It was all looking so good for the Maple Leafs. A 4-1 lead over the Pittsburgh Penguins after two goals were scored within the first minute of the second period and a 5-3 lead by the time the frame was over. Sure, they had a little hiccup in there, but they bounced back to restore a two-goal lead. Two points seemed to be coming down the pipe.
But then the third period happened.
The most important stat you need to know about the third period is the zero shots Toronto put on the board. Zero. Advanced stats or not, that’s ugly to anybody’s eyes.
James Neal brought the Penguins to within one again in the first five minutes of the third, but the real controversial play came a few minutes later. After Chris Kunitz brought the puck into Toronto’s zone along the boards and threw it towards the net and Sidney Crosby, Evgeni Malkin came crashing into the crease. As the puck went underneath Jonathan Bernier’s pad, Malkin actually shoved the goalie into the net with one move, then the puck with the next. The goal was allowed, which tied the wild game 5-5.
Should it have counted?
The answer, of course, is “Oh My God No!” The NHL has enough goalie interference problems without a player pushing a goaltender into the net and being awarded a goal for it. How is Bernier supposed to play this?
The rulebook is clear as day on this, too, in case you needed convincing. Here is a piece of Rule 69 that applies:
The overriding rationale of this rule is that a goalkeeper should have the ability to move freely within his goal crease without being hindered by the actions of an attacking player. If an attacking player enters the goal crease and, by his actions, impairs the goalkeeper’s ability to defend his goal, and a goal is scored, the goal will be disallowed.
Pretty sure Malkin impaired Bernier’s ability to defend his goal, by his actions. It was an inexcusable missed call that directly led to a game-tying goal.
But the Leafs still didn’t get a shot all period and ended up blowing a game they should have won because of disorganized defense. This loss said a lot about the state of the Leafs and showed just how far they have to go to gain the stability of a legitimately threatening team. Without the stellar goaltending they’ve gotten from James Reimer and Bernier this season, Toronto would be intently studying the top-end of the 2014 draft.

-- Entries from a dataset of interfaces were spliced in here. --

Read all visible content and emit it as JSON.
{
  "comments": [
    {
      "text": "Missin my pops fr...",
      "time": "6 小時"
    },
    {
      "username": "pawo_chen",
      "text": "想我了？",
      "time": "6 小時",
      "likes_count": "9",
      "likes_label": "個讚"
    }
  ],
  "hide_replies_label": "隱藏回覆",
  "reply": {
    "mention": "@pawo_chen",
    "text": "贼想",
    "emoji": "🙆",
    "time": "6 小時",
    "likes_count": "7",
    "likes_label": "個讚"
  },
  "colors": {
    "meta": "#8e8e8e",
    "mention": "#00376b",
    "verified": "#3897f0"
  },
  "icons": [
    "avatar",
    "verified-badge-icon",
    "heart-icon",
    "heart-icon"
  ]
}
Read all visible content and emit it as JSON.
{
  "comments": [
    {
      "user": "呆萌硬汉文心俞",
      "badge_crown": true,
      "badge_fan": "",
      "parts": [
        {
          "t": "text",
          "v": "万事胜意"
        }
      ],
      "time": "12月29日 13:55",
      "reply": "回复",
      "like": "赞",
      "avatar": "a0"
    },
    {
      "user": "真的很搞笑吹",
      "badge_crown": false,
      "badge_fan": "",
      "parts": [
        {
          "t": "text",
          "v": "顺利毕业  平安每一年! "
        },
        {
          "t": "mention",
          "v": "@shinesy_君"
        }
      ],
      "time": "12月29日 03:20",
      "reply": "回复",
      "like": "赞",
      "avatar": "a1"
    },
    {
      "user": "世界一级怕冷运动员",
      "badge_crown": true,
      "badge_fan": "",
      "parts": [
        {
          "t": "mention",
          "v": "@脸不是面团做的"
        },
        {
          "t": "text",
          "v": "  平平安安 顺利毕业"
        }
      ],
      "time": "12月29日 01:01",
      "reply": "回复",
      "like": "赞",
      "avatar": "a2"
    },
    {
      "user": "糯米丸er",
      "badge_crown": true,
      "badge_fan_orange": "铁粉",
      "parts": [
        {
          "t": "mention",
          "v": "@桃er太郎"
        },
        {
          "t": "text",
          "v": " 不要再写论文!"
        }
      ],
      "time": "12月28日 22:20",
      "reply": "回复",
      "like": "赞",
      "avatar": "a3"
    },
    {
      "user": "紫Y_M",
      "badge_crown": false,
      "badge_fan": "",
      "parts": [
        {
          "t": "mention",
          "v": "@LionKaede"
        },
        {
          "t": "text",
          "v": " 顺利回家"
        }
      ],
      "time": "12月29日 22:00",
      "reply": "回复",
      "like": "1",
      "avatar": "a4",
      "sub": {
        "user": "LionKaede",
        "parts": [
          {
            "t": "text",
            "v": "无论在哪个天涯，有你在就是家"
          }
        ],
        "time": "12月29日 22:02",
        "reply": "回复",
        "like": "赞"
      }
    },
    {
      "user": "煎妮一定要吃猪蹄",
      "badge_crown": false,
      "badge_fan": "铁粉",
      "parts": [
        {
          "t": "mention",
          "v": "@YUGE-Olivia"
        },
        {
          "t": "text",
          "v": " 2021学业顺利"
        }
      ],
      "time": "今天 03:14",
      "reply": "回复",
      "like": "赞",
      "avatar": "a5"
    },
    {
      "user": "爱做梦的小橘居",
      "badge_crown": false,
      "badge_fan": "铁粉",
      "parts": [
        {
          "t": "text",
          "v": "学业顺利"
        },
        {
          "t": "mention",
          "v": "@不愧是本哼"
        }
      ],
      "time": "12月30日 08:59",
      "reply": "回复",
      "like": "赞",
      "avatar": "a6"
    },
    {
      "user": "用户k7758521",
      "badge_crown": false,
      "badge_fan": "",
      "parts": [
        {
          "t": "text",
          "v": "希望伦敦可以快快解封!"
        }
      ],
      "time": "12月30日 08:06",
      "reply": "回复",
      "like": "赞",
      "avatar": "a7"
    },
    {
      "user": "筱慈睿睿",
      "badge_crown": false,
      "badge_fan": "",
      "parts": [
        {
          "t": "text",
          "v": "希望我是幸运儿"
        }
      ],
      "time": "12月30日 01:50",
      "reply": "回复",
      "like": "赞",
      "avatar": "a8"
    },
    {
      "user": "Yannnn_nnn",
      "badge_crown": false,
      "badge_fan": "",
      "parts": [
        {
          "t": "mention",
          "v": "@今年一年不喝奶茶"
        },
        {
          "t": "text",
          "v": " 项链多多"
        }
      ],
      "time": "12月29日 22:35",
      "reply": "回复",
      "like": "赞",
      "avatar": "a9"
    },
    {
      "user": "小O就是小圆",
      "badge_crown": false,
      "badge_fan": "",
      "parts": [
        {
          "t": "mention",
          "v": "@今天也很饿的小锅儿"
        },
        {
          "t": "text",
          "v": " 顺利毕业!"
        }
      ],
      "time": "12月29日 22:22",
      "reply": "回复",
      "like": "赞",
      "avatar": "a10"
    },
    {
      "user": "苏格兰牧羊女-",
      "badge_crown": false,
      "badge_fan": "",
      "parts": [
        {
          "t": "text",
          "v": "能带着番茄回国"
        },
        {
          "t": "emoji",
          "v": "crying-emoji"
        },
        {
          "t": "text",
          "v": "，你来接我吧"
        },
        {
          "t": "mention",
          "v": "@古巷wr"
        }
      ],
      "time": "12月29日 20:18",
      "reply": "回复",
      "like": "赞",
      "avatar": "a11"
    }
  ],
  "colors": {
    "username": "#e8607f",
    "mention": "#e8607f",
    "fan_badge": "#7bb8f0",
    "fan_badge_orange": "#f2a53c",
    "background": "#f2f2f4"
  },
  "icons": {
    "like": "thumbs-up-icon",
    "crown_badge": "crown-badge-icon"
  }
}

Toronto needs help in the defensive zone ASAP. This loss was ugly – and not just because of the officiating blunder.